The Pros and Cons of a Career in Business Services

A business services company offers non-financial support to other companies that offer products and/or services. Examples of business services include information technology, marketing and consulting, staffing, shipping, facilities management, waste management, and security. The industry makes up 11% of the European Union’s GDP.

Business services companies can be more profitable than those that sell a product, as they aren’t subject to the same expenses that come with creating and shipping a physical product. In addition, they may have more opportunities for recurring revenue and upselling services to existing customers.

However, there are some downsides to this type of business model. Because service is performed by humans, inconsistency is common, and the customer’s demands and expectations might change, requiring the provider to modify service delivery accordingly. Also, unlike goods, services can’t be produced and stored for future consumption, as they are consumed as they are delivered.

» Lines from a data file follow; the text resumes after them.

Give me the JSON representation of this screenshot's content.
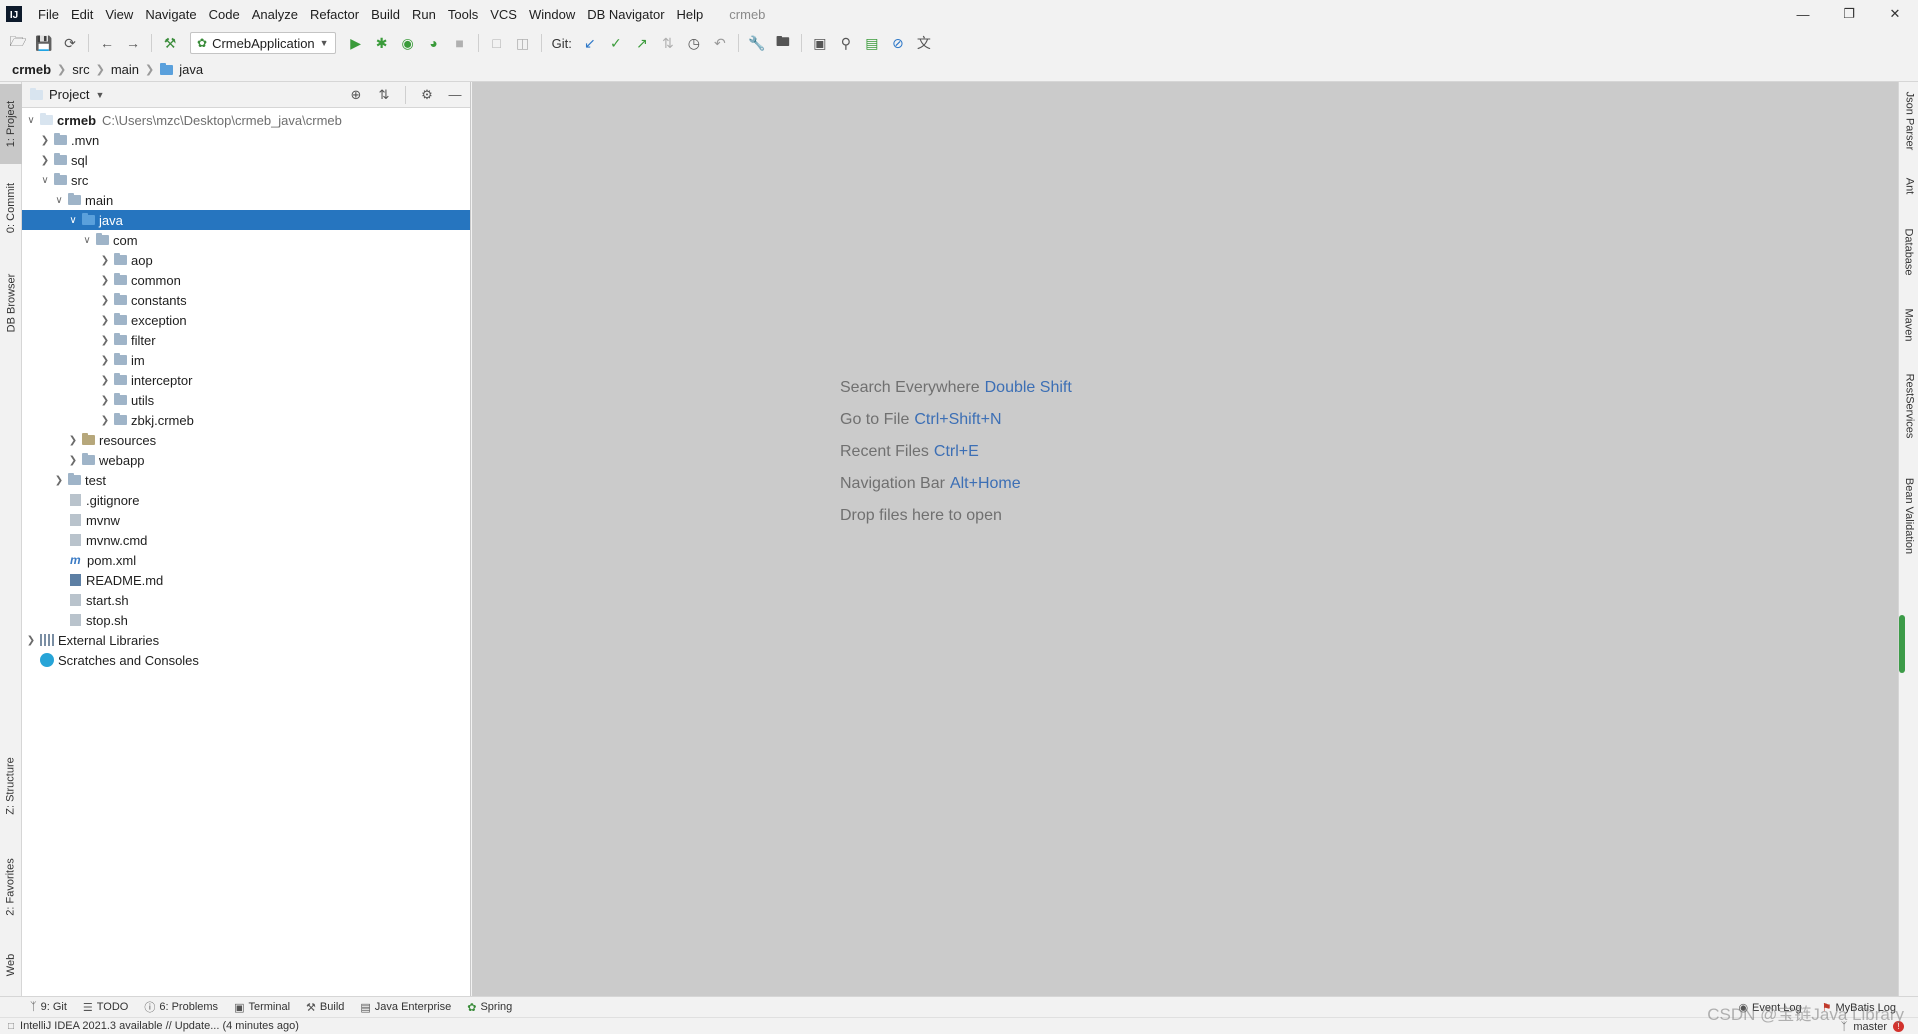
{
  "menubar": {
    "items": [
      "File",
      "Edit",
      "View",
      "Navigate",
      "Code",
      "Analyze",
      "Refactor",
      "Build",
      "Run",
      "Tools",
      "VCS",
      "Window",
      "DB Navigator",
      "Help"
    ],
    "project_title": "crmeb"
  },
  "toolbar": {
    "run_config": "CrmebApplication",
    "git_label": "Git:"
  },
  "breadcrumb": [
    "crmeb",
    "src",
    "main",
    "java"
  ],
  "left_stripe": [
    "1: Project",
    "0: Commit",
    "DB Browser",
    "Z: Structure",
    "2: Favorites",
    "Web"
  ],
  "right_stripe": [
    "Json Parser",
    "Ant",
    "Database",
    "Maven",
    "RestServices",
    "Bean Validation"
  ],
  "project_panel": {
    "title": "Project",
    "tree": [
      {
        "label": "crmeb",
        "hint": "C:\\Users\\mzc\\Desktop\\crmeb_java\\crmeb"
      },
      {
        "label": ".mvn"
      },
      {
        "label": "sql"
      },
      {
        "label": "src"
      },
      {
        "label": "main"
      },
      {
        "label": "java"
      },
      {
        "label": "com"
      },
      {
        "label": "aop"
      },
      {
        "label": "common"
      },
      {
        "label": "constants"
      },
      {
        "label": "exception"
      },
      {
        "label": "filter"
      },
      {
        "label": "im"
      },
      {
        "label": "interceptor"
      },
      {
        "label": "utils"
      },
      {
        "label": "zbkj.crmeb"
      },
      {
        "label": "resources"
      },
      {
        "label": "webapp"
      },
      {
        "label": "test"
      },
      {
        "label": ".gitignore"
      },
      {
        "label": "mvnw"
      },
      {
        "label": "mvnw.cmd"
      },
      {
        "label": "pom.xml"
      },
      {
        "label": "README.md"
      },
      {
        "label": "start.sh"
      },
      {
        "label": "stop.sh"
      },
      {
        "label": "External Libraries"
      },
      {
        "label": "Scratches and Consoles"
      }
    ]
  },
  "editor": {
    "hints": [
      {
        "text": "Search Everywhere",
        "key": "Double Shift"
      },
      {
        "text": "Go to File",
        "key": "Ctrl+Shift+N"
      },
      {
        "text": "Recent Files",
        "key": "Ctrl+E"
      },
      {
        "text": "Navigation Bar",
        "key": "Alt+Home"
      },
      {
        "text": "Drop files here to open",
        "key": ""
      }
    ]
  },
  "bottom_tabs": [
    "9: Git",
    "TODO",
    "6: Problems",
    "Terminal",
    "Build",
    "Java Enterprise",
    "Spring"
  ],
  "bottom_right": [
    "Event Log",
    "MyBatis Log"
  ],
  "status": {
    "message": "IntelliJ IDEA 2021.3 available // Update... (4 minutes ago)",
    "branch": "master"
  },
  "watermark": "CSDN @宝链Java Library",
  "colors": {
    "selection": "#2675bf",
    "editor_bg": "#cbcbcb",
    "shortcut_key": "#3c6fb5"
  }
}
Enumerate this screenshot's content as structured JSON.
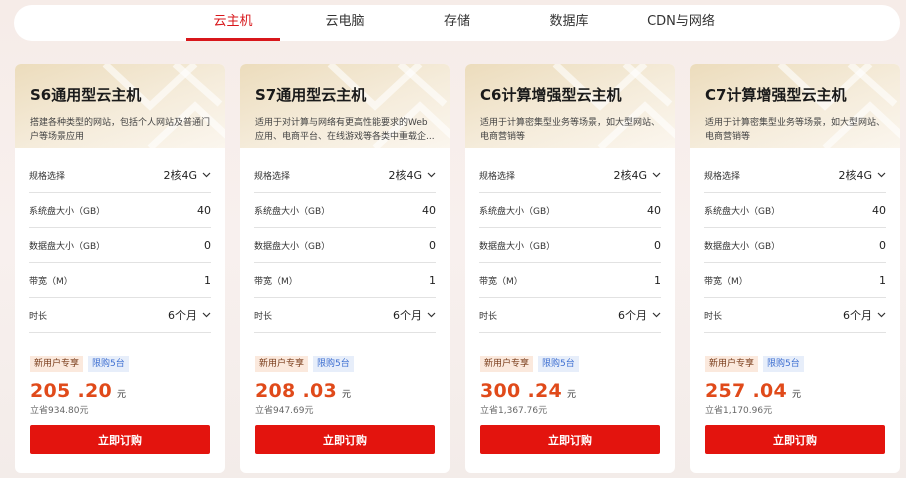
{
  "tabs": [
    {
      "label": "云主机",
      "active": true
    },
    {
      "label": "云电脑",
      "active": false
    },
    {
      "label": "存储",
      "active": false
    },
    {
      "label": "数据库",
      "active": false
    },
    {
      "label": "CDN与网络",
      "active": false
    }
  ],
  "colors": {
    "accent": "#d8171b",
    "price": "#e04a1a",
    "buy_button": "#e3140e"
  },
  "cards": [
    {
      "title": "S6通用型云主机",
      "desc": "搭建各种类型的网站，包括个人网站及普通门户等场景应用",
      "spec_label": "规格选择",
      "spec_value": "2核4G",
      "sysdisk_label": "系统盘大小（GB）",
      "sysdisk_value": "40",
      "datadisk_label": "数据盘大小（GB）",
      "datadisk_value": "0",
      "bandwidth_label": "带宽（M）",
      "bandwidth_value": "1",
      "duration_label": "时长",
      "duration_value": "6个月",
      "badge_new": "新用户专享",
      "badge_limit": "限购5台",
      "price": "205 .20",
      "unit": "元",
      "save": "立省934.80元",
      "buy_label": "立即订购"
    },
    {
      "title": "S7通用型云主机",
      "desc": "适用于对计算与网络有更高性能要求的Web应用、电商平台、在线游戏等各类中重载企...",
      "spec_label": "规格选择",
      "spec_value": "2核4G",
      "sysdisk_label": "系统盘大小（GB）",
      "sysdisk_value": "40",
      "datadisk_label": "数据盘大小（GB）",
      "datadisk_value": "0",
      "bandwidth_label": "带宽（M）",
      "bandwidth_value": "1",
      "duration_label": "时长",
      "duration_value": "6个月",
      "badge_new": "新用户专享",
      "badge_limit": "限购5台",
      "price": "208 .03",
      "unit": "元",
      "save": "立省947.69元",
      "buy_label": "立即订购"
    },
    {
      "title": "C6计算增强型云主机",
      "desc": "适用于计算密集型业务等场景，如大型网站、电商营销等",
      "spec_label": "规格选择",
      "spec_value": "2核4G",
      "sysdisk_label": "系统盘大小（GB）",
      "sysdisk_value": "40",
      "datadisk_label": "数据盘大小（GB）",
      "datadisk_value": "0",
      "bandwidth_label": "带宽（M）",
      "bandwidth_value": "1",
      "duration_label": "时长",
      "duration_value": "6个月",
      "badge_new": "新用户专享",
      "badge_limit": "限购5台",
      "price": "300 .24",
      "unit": "元",
      "save": "立省1,367.76元",
      "buy_label": "立即订购"
    },
    {
      "title": "C7计算增强型云主机",
      "desc": "适用于计算密集型业务等场景，如大型网站、电商营销等",
      "spec_label": "规格选择",
      "spec_value": "2核4G",
      "sysdisk_label": "系统盘大小（GB）",
      "sysdisk_value": "40",
      "datadisk_label": "数据盘大小（GB）",
      "datadisk_value": "0",
      "bandwidth_label": "带宽（M）",
      "bandwidth_value": "1",
      "duration_label": "时长",
      "duration_value": "6个月",
      "badge_new": "新用户专享",
      "badge_limit": "限购5台",
      "price": "257 .04",
      "unit": "元",
      "save": "立省1,170.96元",
      "buy_label": "立即订购"
    }
  ]
}
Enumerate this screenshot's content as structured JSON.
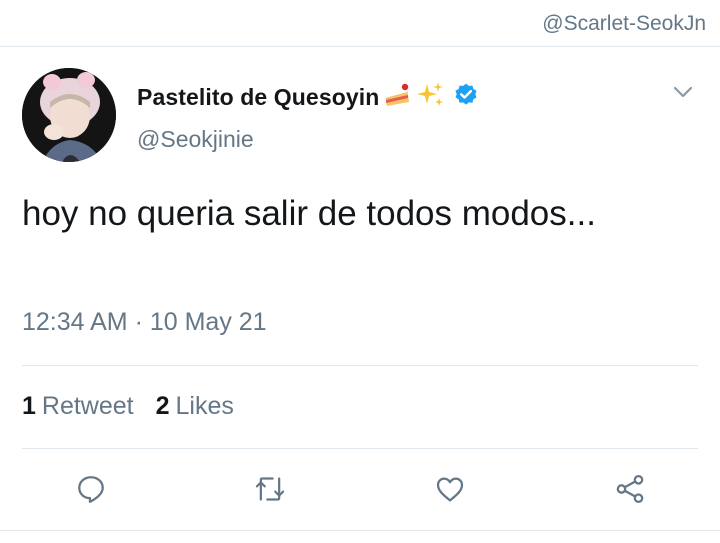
{
  "watermark": "@Scarlet-SeokJn",
  "tweet": {
    "display_name": "Pastelito de Quesoyin",
    "display_name_emojis": [
      "cake-emoji",
      "sparkles-emoji"
    ],
    "verified": true,
    "handle": "@Seokjinie",
    "text": "hoy no queria salir de todos modos...",
    "timestamp": "12:34 AM · 10 May 21"
  },
  "stats": {
    "retweets_count": "1",
    "retweets_label": "Retweet",
    "likes_count": "2",
    "likes_label": "Likes"
  },
  "actions": [
    {
      "name": "reply-icon"
    },
    {
      "name": "retweet-icon"
    },
    {
      "name": "like-icon"
    },
    {
      "name": "share-icon"
    }
  ],
  "colors": {
    "text_primary": "#14171a",
    "text_secondary": "#657786",
    "verified_blue": "#1da1f2",
    "divider": "#e1e8ed"
  }
}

This means that, in tough economic times, consumers often cut back on their use of business services and focus instead on the products they need to survive and thrive. As a result, business service providers must work harder to make their services more valuable to customers so that they don’t consider them to be “extras” but rather as critical necessities. If you are thinking about a career in business services, it is essential to understand these challenges so that you can make an informed decision about whether this is the right industry for you.